---- DATA FOR PROCESSING

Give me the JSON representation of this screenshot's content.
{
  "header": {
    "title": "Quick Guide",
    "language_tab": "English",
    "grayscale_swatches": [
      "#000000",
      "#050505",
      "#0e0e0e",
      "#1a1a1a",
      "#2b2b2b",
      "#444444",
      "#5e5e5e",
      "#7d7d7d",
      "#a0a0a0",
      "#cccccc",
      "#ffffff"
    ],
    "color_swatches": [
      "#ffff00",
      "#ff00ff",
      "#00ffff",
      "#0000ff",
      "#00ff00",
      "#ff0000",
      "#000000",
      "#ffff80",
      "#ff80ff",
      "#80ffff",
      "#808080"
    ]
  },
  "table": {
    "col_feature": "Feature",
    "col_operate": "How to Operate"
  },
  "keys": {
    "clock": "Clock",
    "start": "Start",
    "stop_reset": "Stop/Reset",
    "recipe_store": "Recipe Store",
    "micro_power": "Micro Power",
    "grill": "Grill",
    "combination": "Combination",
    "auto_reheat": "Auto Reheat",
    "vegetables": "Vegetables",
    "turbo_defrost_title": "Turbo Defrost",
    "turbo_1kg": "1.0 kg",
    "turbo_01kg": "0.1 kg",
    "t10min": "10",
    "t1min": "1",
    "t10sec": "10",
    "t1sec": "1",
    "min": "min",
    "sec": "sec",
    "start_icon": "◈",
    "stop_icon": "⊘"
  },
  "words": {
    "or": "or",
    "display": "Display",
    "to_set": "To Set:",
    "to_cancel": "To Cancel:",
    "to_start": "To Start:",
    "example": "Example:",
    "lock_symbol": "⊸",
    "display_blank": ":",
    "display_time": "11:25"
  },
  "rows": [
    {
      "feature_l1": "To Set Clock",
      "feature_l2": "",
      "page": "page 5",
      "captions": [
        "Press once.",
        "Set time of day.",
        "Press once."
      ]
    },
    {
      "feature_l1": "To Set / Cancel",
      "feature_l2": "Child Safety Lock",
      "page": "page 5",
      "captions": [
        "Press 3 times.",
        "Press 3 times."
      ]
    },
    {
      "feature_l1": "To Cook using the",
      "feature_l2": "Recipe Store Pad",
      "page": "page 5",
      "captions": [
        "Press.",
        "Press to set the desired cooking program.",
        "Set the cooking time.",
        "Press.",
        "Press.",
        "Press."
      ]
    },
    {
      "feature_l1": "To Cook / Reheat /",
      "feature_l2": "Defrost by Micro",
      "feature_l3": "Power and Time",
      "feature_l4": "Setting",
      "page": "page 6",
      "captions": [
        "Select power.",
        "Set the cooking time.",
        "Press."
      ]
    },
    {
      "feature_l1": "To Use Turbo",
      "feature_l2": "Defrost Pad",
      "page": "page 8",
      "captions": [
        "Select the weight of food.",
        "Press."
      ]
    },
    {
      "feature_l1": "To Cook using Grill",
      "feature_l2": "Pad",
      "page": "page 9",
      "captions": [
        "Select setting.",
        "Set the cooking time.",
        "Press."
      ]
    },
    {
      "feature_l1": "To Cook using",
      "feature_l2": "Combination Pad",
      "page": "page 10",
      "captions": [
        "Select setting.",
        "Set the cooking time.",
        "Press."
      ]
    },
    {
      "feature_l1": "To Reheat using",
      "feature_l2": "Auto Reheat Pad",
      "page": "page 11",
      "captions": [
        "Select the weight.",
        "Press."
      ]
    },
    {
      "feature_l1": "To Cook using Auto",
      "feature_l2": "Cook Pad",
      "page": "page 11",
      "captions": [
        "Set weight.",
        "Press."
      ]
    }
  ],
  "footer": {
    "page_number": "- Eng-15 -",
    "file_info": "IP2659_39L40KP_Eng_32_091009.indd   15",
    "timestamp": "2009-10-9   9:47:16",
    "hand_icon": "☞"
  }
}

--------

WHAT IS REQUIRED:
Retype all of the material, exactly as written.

WRITTEN SOLUTION:
Give me the JSON representation of this screenshot's content.
{
  "header": {
    "title": "Quick Guide",
    "language_tab": "English",
    "grayscale_swatches": [
      "#000000",
      "#050505",
      "#0e0e0e",
      "#1a1a1a",
      "#2b2b2b",
      "#444444",
      "#5e5e5e",
      "#7d7d7d",
      "#a0a0a0",
      "#cccccc",
      "#ffffff"
    ],
    "color_swatches": [
      "#ffff00",
      "#ff00ff",
      "#00ffff",
      "#0000ff",
      "#00ff00",
      "#ff0000",
      "#000000",
      "#ffff80",
      "#ff80ff",
      "#80ffff",
      "#808080"
    ]
  },
  "table": {
    "col_feature": "Feature",
    "col_operate": "How to Operate"
  },
  "keys": {
    "clock": "Clock",
    "start": "Start",
    "stop_reset": "Stop/Reset",
    "recipe_store": "Recipe Store",
    "micro_power": "Micro Power",
    "grill": "Grill",
    "combination": "Combination",
    "auto_reheat": "Auto Reheat",
    "vegetables": "Vegetables",
    "turbo_defrost_title": "Turbo Defrost",
    "turbo_1kg": "1.0 kg",
    "turbo_01kg": "0.1 kg",
    "t10min": "10",
    "t1min": "1",
    "t10sec": "10",
    "t1sec": "1",
    "min": "min",
    "sec": "sec",
    "start_icon": "◈",
    "stop_icon": "⊘"
  },
  "words": {
    "or": "or",
    "display": "Display",
    "to_set": "To Set:",
    "to_cancel": "To Cancel:",
    "to_start": "To Start:",
    "example": "Example:",
    "lock_symbol": "⊸",
    "display_blank": ":",
    "display_time": "11:25"
  },
  "rows": [
    {
      "feature_l1": "To Set Clock",
      "feature_l2": "",
      "page": "page 5",
      "captions": [
        "Press once.",
        "Set time of day.",
        "Press once."
      ]
    },
    {
      "feature_l1": "To Set / Cancel",
      "feature_l2": "Child Safety Lock",
      "page": "page 5",
      "captions": [
        "Press 3 times.",
        "Press 3 times."
      ]
    },
    {
      "feature_l1": "To Cook using the",
      "feature_l2": "Recipe Store Pad",
      "page": "page 5",
      "captions": [
        "Press.",
        "Press to set the desired cooking program.",
        "Set the cooking time.",
        "Press.",
        "Press.",
        "Press."
      ]
    },
    {
      "feature_l1": "To Cook / Reheat /",
      "feature_l2": "Defrost by Micro",
      "feature_l3": "Power and Time",
      "feature_l4": "Setting",
      "page": "page 6",
      "captions": [
        "Select power.",
        "Set the cooking time.",
        "Press."
      ]
    },
    {
      "feature_l1": "To Use Turbo",
      "feature_l2": "Defrost Pad",
      "page": "page 8",
      "captions": [
        "Select the weight of food.",
        "Press."
      ]
    },
    {
      "feature_l1": "To Cook using Grill",
      "feature_l2": "Pad",
      "page": "page 9",
      "captions": [
        "Select setting.",
        "Set the cooking time.",
        "Press."
      ]
    },
    {
      "feature_l1": "To Cook using",
      "feature_l2": "Combination Pad",
      "page": "page 10",
      "captions": [
        "Select setting.",
        "Set the cooking time.",
        "Press."
      ]
    },
    {
      "feature_l1": "To Reheat using",
      "feature_l2": "Auto Reheat Pad",
      "page": "page 11",
      "captions": [
        "Select the weight.",
        "Press."
      ]
    },
    {
      "feature_l1": "To Cook using Auto",
      "feature_l2": "Cook Pad",
      "page": "page 11",
      "captions": [
        "Set weight.",
        "Press."
      ]
    }
  ],
  "footer": {
    "page_number": "- Eng-15 -",
    "file_info": "IP2659_39L40KP_Eng_32_091009.indd   15",
    "timestamp": "2009-10-9   9:47:16",
    "hand_icon": "☞"
  }
}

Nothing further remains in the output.